That Amazing Devil Gravity

Do heavier things fall faster than lighter ones? In practice? In theory?

Here we have a clip from the excellent movie adaptation of Tom Stoppard's play Rosencrantz and Guildenstern are Dead. In addition to engaging and nuanced performances by Gary Oldman, Tim Roth, Richard Dreyfus, and Iain Glen, the script is full of thought-provoking metaphysical introspection, and some delightful physics introspection as well. It's well worth renting.

A classic conceptual difficulty for first-year physics students -- and the public in general -- is the idea that all objects (in the absence of significant air resistance) accelerate toward the ground at the same rate. This is not intuitively obvious; in fact, for over 1,000 years, between the time of Aristotle and Galileo, the general consensus was that heavier things fall faster. Much of the confusion was, and is, the result of the masking effect of air resistance.

In the film scene, Rosencrantz (Gary Oldman) is fascinated when he watches an object constructed of feathers fall as fast as a heavy ball. He expects the feathers to take longer because he is used to seeing the effect of air resistance on light objects.
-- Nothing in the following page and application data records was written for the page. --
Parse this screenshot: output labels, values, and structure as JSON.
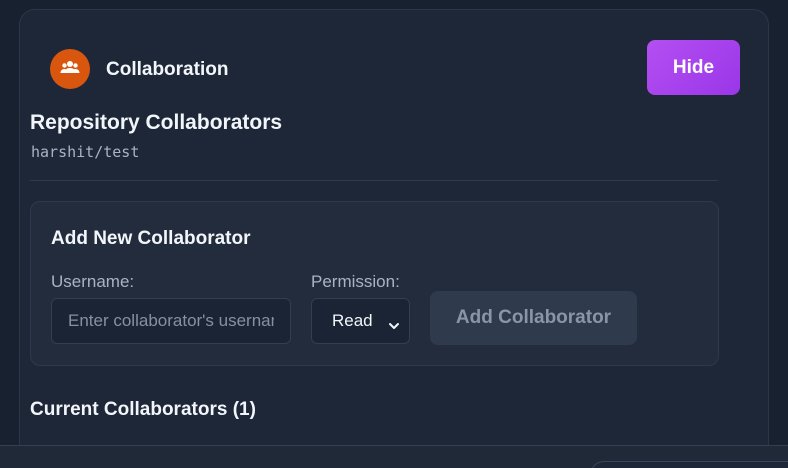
{
  "header": {
    "title": "Collaboration",
    "icon": "users-icon",
    "icon_color": "#d9560e",
    "hide_label": "Hide",
    "hide_color": "#a843ee"
  },
  "repo": {
    "title": "Repository Collaborators",
    "name": "harshit/test"
  },
  "add_form": {
    "title": "Add New Collaborator",
    "username_label": "Username:",
    "username_placeholder": "Enter collaborator's username",
    "username_value": "",
    "permission_label": "Permission:",
    "permission_selected": "Read",
    "submit_label": "Add Collaborator"
  },
  "current": {
    "title": "Current Collaborators (1)"
  }
}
But when he tries to demonstrate his initial counterintuitive result to Guildenstern (Tim Roth) using only a single feather, the feather does fall more slowly. Why? Because in the first case the feathers are fixed to a denser (although still light) base so that they are streamlined and relatively unaffected by air friction. With the single feather, the effect of air resistance is large because the feather is both light and has a lot of surface area exposed as it falls. Get rid of the air, and the feather falls as fast as the ball, as David Scott demonstrated in a famous experiment performed on the moon when he dropped a hammer and a feather off the steps of the lunar module.

But constant acceleration due to gravity is not necessarily conceptually obvious to physicists either! Here's why. Although we normally think of mass as, well, simply mass, we can actually separately define two distinct types of mass, which we call inertial mass and gravitational mass. Inertial mass is defined by the resistance of an object to a change in motion. For example, an object with more inertial mass will experience a smaller acceleration for a given amount of force compared to an object with less inertial mass. This property is encapsulated in Newton's Second Law, F = ma, where the mass refers to an object's resistance to acceleration.

On the other hand, we know that objects attract each other via the force of gravity. The more gravitational mass that the objects have, the greater that force. According to Newton's Universal Law of Gravitation, the force of gravity between two objects is given by F = Gm1m2/r2, where G is a universal constant of nature, the ms are the gravitational masses of each object and r is the distance between the centers of the objects. Now, according to physicists, there is theoretically no requirement that gravitational mass should have the same value as inertial mass -- but it does! This is why all objects accelerate at the same rate. To see why this is true, let's look at the acceleration of a ball of mass m near the surface of the Earth, which has mass M. We get: F = GMm/r2 = ma

The m on the left is the gravitational mass of the ball, while the m on the right is its inertial mass. Since the two are equal, they cancel on both sides of the equation and we get a = GM/r2 for any mass of object. This acceleration due to gravity depends only on the gravitational constant, the mass of the Earth, and the distance to the center. On another planet this value of acceleration would be different than on Earth but it would still be equal for every object when on that planet.

Esoteric? Maybe. But not if you're a physicist, and, I suspect, not if you're Rosencrantz or Tom Stoppard!

Adam Weiner is the author of Don't Try This at Home! The Physics of Hollywood Movies.